Telephones:

It was Philipp Reis, a German physicist, an inventor and a school teacher the first to come up with the idea of the telephone.  He discovered that with the electric connections between the "conversion of sound vibrations and electric impulses", a machine that could generate sounds of voices across wires was developed in 1860.  He put them in some of the classrooms and listened in on the students in which the students knew nothing of.  Unfortunately, he faced a slight problem.  He found out that to send sounds, breakage of the first diaphragm should not happen, which will affect the electricity flow tot he second that should vary.  however, Reis' diaphragm drive a thin rod to changing depths in an electric coil but neither did it make or break the current.

Alexander Graham Bell faced the same trouble.  After some thought that he got form an American inventor, Elisha Gray, he tried a diaphragm-driven needle with a water/acid solution which created the continuous variable resistance and electrical current he wanted.  However, evaporation and immobility caused the failure.  A highlight to this process happened in June, 1875.  Thomas Watson was asked to "pluck a steel receiver reed with his finger to make sure that it was not stuck."  When he moved the reed, the receiver in Bell's room also did, even though the current was off.  An "undulating current" was produced and served as the main component of the magnetic field in the invention.  The telephone is then functioning.  The great day came to both of them was 12 March 1876.  The first message "Mr. Watson --come here-- I want to see you" was transmitted from Bell to Watson, through the telephone.

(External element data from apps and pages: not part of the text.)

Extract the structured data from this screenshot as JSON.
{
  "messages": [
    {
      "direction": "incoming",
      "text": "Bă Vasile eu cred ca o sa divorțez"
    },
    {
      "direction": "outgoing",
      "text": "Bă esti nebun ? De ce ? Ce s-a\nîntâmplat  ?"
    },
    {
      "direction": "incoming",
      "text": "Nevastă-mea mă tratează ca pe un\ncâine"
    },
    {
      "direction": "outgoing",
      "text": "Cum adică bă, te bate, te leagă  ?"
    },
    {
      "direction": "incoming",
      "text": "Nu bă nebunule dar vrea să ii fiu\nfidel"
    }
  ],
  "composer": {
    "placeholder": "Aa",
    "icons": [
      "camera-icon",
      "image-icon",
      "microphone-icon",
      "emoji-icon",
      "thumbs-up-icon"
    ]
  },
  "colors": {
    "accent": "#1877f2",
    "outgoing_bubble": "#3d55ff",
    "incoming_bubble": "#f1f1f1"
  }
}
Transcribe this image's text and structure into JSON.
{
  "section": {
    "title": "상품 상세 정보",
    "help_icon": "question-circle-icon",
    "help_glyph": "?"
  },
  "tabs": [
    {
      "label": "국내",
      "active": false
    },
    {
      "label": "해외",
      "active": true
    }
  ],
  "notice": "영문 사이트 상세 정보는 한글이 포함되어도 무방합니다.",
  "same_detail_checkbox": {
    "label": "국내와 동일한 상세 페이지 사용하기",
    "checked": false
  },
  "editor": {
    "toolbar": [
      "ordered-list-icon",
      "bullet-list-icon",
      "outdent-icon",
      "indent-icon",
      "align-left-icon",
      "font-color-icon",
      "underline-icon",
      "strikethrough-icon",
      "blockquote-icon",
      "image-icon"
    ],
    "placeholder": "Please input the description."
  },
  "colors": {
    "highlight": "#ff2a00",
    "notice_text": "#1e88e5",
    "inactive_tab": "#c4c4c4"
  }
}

So how does it really work?

a telephone is one of the simplest devices you have in your house. It is so simple because the telephone connection to your house has not changed in nearly a century. If you have an antique phone from the 1920s, you could connect it to the wall jack in your house and it would work fine!

The very simplest working telephone would look like this inside:

As you can see, it only contains 3 parts and they are all simple:

• A switch to connect and disconnect the phone from the network. This switch is generally called the hook switch. It connects when you lift the handset.
• A speaker, which is generally a little 50 cent 8-ohm speaker of some sort
• A microphone. In the past, telephone microphones have been as simple as carbon granules compressed between two thin metal plates. Sound waves from your voice compress and decompress the granules, changing the resistance of the granules and modulating the current flowing through the microphone.
That's it! You can dial this simple phone by rapidly tapping the hook switch - all telephone switches still recognize "pulse dialing" like this. If you pick the phone up and rapidly tap the switch hook 4 times, the phone company's switch will understand that you have dialed a 4, for example.

The only problem with the phone shown above is that when you talk you will hear your voice through the speaker. Most people find that annoying, so any real phone contains a device called a duplex coil or something functionally equivalent to block the sound of your own voice from reaching your ear. A modern telephone also includes a bell so it can ring and a touch-tone keypad and frequency generator. A "real" phone looks like this:

Still, it's pretty simple! In a modern phone there is an electronic microphone, amplifier and circuit to replace the carbon granules and loading coil. The mechanical bell is often replaced by a speaker and a circuit to generate a pleasant ringing tone.